Task brief: From the listing below, return each line that includes "logo".
──────────────────────────────
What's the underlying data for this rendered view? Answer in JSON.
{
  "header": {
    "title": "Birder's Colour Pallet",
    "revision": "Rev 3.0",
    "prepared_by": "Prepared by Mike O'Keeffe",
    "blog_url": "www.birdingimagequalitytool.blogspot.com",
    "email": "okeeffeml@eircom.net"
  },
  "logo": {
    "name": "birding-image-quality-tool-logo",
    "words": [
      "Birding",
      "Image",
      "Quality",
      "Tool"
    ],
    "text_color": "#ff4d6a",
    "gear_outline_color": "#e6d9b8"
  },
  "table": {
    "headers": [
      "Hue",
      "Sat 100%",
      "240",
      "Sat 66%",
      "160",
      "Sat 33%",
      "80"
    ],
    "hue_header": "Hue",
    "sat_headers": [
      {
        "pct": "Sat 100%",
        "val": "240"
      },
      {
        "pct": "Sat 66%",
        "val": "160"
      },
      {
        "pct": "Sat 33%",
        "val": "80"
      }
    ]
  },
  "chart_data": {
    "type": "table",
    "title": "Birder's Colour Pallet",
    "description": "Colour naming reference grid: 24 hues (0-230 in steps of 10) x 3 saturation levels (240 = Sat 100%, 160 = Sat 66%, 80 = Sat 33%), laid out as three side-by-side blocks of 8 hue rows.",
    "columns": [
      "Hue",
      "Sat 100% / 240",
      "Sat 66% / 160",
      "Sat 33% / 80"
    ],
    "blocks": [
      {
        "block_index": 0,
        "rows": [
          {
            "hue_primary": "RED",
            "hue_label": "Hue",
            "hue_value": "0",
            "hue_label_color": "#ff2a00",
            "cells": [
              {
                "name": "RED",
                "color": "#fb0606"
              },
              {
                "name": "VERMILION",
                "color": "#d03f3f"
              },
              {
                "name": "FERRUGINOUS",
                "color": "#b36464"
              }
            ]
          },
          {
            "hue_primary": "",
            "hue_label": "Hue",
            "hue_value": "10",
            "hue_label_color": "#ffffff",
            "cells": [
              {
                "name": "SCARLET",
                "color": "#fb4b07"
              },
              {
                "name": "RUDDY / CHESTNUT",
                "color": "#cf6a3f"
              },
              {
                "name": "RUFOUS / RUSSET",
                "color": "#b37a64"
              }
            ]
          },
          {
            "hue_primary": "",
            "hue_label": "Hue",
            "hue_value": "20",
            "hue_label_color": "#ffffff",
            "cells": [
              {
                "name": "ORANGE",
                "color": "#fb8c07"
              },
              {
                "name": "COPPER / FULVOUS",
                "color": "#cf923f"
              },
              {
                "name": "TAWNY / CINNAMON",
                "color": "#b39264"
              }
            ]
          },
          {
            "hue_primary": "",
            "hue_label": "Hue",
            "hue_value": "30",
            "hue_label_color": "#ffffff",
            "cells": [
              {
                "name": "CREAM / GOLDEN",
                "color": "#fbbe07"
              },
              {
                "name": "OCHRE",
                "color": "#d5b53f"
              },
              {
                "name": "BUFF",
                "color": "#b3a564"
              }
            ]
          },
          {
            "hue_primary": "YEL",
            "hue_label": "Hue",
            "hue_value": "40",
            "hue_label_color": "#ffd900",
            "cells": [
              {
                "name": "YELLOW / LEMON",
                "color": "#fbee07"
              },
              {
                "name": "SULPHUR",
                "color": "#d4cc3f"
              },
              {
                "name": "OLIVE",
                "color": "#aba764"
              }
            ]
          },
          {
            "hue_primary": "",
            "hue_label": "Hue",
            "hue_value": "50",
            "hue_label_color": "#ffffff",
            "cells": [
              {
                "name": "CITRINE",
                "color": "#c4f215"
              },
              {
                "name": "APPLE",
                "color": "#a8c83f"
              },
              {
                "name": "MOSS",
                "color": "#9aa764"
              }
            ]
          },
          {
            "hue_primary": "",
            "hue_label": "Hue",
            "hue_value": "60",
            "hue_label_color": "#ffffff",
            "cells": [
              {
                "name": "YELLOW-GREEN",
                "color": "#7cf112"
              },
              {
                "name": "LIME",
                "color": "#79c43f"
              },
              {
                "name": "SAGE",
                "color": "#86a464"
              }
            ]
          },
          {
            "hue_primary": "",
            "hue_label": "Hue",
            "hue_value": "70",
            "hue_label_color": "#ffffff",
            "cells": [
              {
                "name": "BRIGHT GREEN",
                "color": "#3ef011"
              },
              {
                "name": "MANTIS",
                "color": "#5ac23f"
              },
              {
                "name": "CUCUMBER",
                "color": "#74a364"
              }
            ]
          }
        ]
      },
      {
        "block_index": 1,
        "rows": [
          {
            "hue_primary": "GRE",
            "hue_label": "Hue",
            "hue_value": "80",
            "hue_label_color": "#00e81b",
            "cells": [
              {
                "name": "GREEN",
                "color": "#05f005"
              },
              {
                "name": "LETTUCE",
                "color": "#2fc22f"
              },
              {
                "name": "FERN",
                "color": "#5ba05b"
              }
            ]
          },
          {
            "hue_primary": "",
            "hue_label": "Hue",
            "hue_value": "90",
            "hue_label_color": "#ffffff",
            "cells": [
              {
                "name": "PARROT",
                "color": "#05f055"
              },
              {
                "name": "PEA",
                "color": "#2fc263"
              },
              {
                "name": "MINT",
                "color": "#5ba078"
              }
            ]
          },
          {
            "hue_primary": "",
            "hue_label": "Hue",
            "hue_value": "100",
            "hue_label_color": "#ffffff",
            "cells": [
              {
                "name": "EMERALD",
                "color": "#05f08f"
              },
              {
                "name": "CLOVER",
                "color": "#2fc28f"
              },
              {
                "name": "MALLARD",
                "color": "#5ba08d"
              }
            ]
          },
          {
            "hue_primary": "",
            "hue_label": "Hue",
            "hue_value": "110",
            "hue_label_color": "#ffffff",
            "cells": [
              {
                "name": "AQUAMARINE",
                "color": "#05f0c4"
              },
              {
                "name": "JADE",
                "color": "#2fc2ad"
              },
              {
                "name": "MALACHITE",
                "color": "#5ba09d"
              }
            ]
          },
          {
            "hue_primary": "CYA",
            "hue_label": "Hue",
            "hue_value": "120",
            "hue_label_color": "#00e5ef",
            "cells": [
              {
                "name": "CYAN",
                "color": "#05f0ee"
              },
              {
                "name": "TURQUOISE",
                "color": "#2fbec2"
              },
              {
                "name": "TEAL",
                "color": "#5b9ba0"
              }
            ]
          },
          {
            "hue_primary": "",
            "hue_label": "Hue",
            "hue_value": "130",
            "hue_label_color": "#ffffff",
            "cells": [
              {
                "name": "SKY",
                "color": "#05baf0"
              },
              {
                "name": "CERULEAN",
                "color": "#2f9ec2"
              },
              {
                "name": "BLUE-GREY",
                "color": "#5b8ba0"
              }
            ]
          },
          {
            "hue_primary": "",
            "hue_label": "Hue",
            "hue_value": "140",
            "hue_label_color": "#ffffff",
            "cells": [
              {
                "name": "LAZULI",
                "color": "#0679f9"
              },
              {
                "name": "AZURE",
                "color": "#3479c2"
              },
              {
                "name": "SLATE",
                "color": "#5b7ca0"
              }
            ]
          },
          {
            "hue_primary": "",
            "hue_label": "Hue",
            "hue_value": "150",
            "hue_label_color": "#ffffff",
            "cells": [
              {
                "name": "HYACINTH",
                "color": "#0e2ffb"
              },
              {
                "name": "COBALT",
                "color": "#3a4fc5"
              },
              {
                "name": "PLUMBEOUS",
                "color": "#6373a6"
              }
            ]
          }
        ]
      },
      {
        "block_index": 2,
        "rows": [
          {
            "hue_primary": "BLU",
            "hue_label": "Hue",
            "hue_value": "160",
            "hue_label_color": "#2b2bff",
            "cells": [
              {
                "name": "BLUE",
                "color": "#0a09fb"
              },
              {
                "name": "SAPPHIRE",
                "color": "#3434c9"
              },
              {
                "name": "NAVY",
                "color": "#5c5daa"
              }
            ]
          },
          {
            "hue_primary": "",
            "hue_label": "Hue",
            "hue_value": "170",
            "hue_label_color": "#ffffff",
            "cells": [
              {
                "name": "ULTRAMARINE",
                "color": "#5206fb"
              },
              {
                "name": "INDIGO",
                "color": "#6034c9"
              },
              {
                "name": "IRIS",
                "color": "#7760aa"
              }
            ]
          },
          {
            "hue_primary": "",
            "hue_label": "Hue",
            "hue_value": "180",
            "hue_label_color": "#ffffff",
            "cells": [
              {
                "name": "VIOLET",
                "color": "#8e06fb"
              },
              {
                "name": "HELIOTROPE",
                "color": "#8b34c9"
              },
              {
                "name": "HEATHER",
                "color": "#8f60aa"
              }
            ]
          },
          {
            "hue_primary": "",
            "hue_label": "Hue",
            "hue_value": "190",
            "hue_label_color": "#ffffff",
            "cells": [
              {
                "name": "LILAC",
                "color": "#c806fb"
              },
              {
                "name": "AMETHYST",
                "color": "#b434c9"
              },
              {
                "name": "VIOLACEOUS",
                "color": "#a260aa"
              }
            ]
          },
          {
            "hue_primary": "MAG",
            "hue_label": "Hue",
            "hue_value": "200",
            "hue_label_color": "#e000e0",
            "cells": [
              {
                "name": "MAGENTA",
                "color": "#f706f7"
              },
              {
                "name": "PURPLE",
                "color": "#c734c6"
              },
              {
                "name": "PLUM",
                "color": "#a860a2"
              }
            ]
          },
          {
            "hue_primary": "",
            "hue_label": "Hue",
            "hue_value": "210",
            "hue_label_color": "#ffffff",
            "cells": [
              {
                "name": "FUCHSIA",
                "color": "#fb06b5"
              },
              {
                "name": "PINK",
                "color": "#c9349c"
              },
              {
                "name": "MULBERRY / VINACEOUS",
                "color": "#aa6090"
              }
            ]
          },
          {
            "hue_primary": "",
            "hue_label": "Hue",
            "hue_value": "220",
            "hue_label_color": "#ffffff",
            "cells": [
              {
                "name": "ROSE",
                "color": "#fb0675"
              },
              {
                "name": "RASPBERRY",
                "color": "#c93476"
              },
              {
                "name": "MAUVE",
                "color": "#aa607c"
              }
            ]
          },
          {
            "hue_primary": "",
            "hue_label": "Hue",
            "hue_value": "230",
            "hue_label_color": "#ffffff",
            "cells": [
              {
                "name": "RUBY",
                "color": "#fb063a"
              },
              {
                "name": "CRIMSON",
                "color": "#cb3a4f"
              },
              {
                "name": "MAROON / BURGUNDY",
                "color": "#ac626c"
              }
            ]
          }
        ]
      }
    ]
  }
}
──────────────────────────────
Task response:
  "logo": {
    "name": "birding-image-quality-tool-logo",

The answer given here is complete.